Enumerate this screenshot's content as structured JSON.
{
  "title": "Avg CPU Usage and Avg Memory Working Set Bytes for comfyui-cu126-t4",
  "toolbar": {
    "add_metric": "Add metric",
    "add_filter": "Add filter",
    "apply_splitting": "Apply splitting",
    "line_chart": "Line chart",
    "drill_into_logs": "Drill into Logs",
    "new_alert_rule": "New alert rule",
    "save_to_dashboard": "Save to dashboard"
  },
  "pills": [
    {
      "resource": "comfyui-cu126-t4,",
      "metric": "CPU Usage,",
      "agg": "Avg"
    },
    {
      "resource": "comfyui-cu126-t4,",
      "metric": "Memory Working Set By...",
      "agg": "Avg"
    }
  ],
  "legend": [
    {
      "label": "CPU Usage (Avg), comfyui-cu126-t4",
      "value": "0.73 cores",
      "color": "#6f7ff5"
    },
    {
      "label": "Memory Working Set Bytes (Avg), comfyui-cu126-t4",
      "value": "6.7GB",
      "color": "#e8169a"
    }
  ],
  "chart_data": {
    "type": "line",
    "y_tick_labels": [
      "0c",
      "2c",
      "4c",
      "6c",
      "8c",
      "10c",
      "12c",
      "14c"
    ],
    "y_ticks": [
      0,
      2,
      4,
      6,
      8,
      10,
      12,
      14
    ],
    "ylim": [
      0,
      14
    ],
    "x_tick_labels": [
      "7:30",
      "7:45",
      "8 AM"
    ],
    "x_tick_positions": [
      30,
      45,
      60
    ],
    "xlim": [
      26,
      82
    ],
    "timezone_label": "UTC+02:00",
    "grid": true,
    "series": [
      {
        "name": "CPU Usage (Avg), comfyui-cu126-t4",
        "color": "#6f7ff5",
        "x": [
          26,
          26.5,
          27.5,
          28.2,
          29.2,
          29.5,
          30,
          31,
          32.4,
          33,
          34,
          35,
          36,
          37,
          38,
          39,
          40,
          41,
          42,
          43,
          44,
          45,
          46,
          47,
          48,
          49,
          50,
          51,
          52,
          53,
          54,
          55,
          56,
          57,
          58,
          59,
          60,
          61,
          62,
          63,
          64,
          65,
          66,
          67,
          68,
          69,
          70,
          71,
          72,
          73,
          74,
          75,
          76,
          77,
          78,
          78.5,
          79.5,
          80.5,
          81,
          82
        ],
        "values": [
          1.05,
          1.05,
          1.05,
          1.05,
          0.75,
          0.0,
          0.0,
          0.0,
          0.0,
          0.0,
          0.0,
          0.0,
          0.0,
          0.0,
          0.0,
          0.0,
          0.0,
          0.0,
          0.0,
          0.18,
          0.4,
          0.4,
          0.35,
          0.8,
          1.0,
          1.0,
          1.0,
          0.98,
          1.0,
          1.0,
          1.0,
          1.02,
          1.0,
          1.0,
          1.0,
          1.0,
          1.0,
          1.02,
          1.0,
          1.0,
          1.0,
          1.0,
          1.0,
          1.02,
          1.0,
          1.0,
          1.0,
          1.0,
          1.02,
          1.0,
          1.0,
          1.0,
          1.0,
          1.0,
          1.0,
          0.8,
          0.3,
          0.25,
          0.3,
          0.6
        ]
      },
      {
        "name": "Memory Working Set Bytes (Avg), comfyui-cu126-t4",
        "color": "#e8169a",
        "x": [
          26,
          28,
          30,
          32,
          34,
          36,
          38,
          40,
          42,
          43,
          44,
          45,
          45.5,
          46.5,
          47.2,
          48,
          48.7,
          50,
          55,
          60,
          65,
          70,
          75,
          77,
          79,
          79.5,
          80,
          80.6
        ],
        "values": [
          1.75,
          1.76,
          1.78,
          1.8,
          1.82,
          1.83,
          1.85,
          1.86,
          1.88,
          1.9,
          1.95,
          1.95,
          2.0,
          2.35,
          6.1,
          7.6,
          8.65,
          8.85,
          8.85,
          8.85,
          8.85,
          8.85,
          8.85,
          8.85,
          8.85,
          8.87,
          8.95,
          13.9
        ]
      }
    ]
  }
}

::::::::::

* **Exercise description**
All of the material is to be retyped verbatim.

* **Exercise result**
Enumerate this screenshot's content as structured JSON.
{
  "title": "Avg CPU Usage and Avg Memory Working Set Bytes for comfyui-cu126-t4",
  "toolbar": {
    "add_metric": "Add metric",
    "add_filter": "Add filter",
    "apply_splitting": "Apply splitting",
    "line_chart": "Line chart",
    "drill_into_logs": "Drill into Logs",
    "new_alert_rule": "New alert rule",
    "save_to_dashboard": "Save to dashboard"
  },
  "pills": [
    {
      "resource": "comfyui-cu126-t4,",
      "metric": "CPU Usage,",
      "agg": "Avg"
    },
    {
      "resource": "comfyui-cu126-t4,",
      "metric": "Memory Working Set By...",
      "agg": "Avg"
    }
  ],
  "legend": [
    {
      "label": "CPU Usage (Avg), comfyui-cu126-t4",
      "value": "0.73 cores",
      "color": "#6f7ff5"
    },
    {
      "label": "Memory Working Set Bytes (Avg), comfyui-cu126-t4",
      "value": "6.7GB",
      "color": "#e8169a"
    }
  ],
  "chart_data": {
    "type": "line",
    "y_tick_labels": [
      "0c",
      "2c",
      "4c",
      "6c",
      "8c",
      "10c",
      "12c",
      "14c"
    ],
    "y_ticks": [
      0,
      2,
      4,
      6,
      8,
      10,
      12,
      14
    ],
    "ylim": [
      0,
      14
    ],
    "x_tick_labels": [
      "7:30",
      "7:45",
      "8 AM"
    ],
    "x_tick_positions": [
      30,
      45,
      60
    ],
    "xlim": [
      26,
      82
    ],
    "timezone_label": "UTC+02:00",
    "grid": true,
    "series": [
      {
        "name": "CPU Usage (Avg), comfyui-cu126-t4",
        "color": "#6f7ff5",
        "x": [
          26,
          26.5,
          27.5,
          28.2,
          29.2,
          29.5,
          30,
          31,
          32.4,
          33,
          34,
          35,
          36,
          37,
          38,
          39,
          40,
          41,
          42,
          43,
          44,
          45,
          46,
          47,
          48,
          49,
          50,
          51,
          52,
          53,
          54,
          55,
          56,
          57,
          58,
          59,
          60,
          61,
          62,
          63,
          64,
          65,
          66,
          67,
          68,
          69,
          70,
          71,
          72,
          73,
          74,
          75,
          76,
          77,
          78,
          78.5,
          79.5,
          80.5,
          81,
          82
        ],
        "values": [
          1.05,
          1.05,
          1.05,
          1.05,
          0.75,
          0.0,
          0.0,
          0.0,
          0.0,
          0.0,
          0.0,
          0.0,
          0.0,
          0.0,
          0.0,
          0.0,
          0.0,
          0.0,
          0.0,
          0.18,
          0.4,
          0.4,
          0.35,
          0.8,
          1.0,
          1.0,
          1.0,
          0.98,
          1.0,
          1.0,
          1.0,
          1.02,
          1.0,
          1.0,
          1.0,
          1.0,
          1.0,
          1.02,
          1.0,
          1.0,
          1.0,
          1.0,
          1.0,
          1.02,
          1.0,
          1.0,
          1.0,
          1.0,
          1.02,
          1.0,
          1.0,
          1.0,
          1.0,
          1.0,
          1.0,
          0.8,
          0.3,
          0.25,
          0.3,
          0.6
        ]
      },
      {
        "name": "Memory Working Set Bytes (Avg), comfyui-cu126-t4",
        "color": "#e8169a",
        "x": [
          26,
          28,
          30,
          32,
          34,
          36,
          38,
          40,
          42,
          43,
          44,
          45,
          45.5,
          46.5,
          47.2,
          48,
          48.7,
          50,
          55,
          60,
          65,
          70,
          75,
          77,
          79,
          79.5,
          80,
          80.6
        ],
        "values": [
          1.75,
          1.76,
          1.78,
          1.8,
          1.82,
          1.83,
          1.85,
          1.86,
          1.88,
          1.9,
          1.95,
          1.95,
          2.0,
          2.35,
          6.1,
          7.6,
          8.65,
          8.85,
          8.85,
          8.85,
          8.85,
          8.85,
          8.85,
          8.85,
          8.85,
          8.87,
          8.95,
          13.9
        ]
      }
    ]
  }
}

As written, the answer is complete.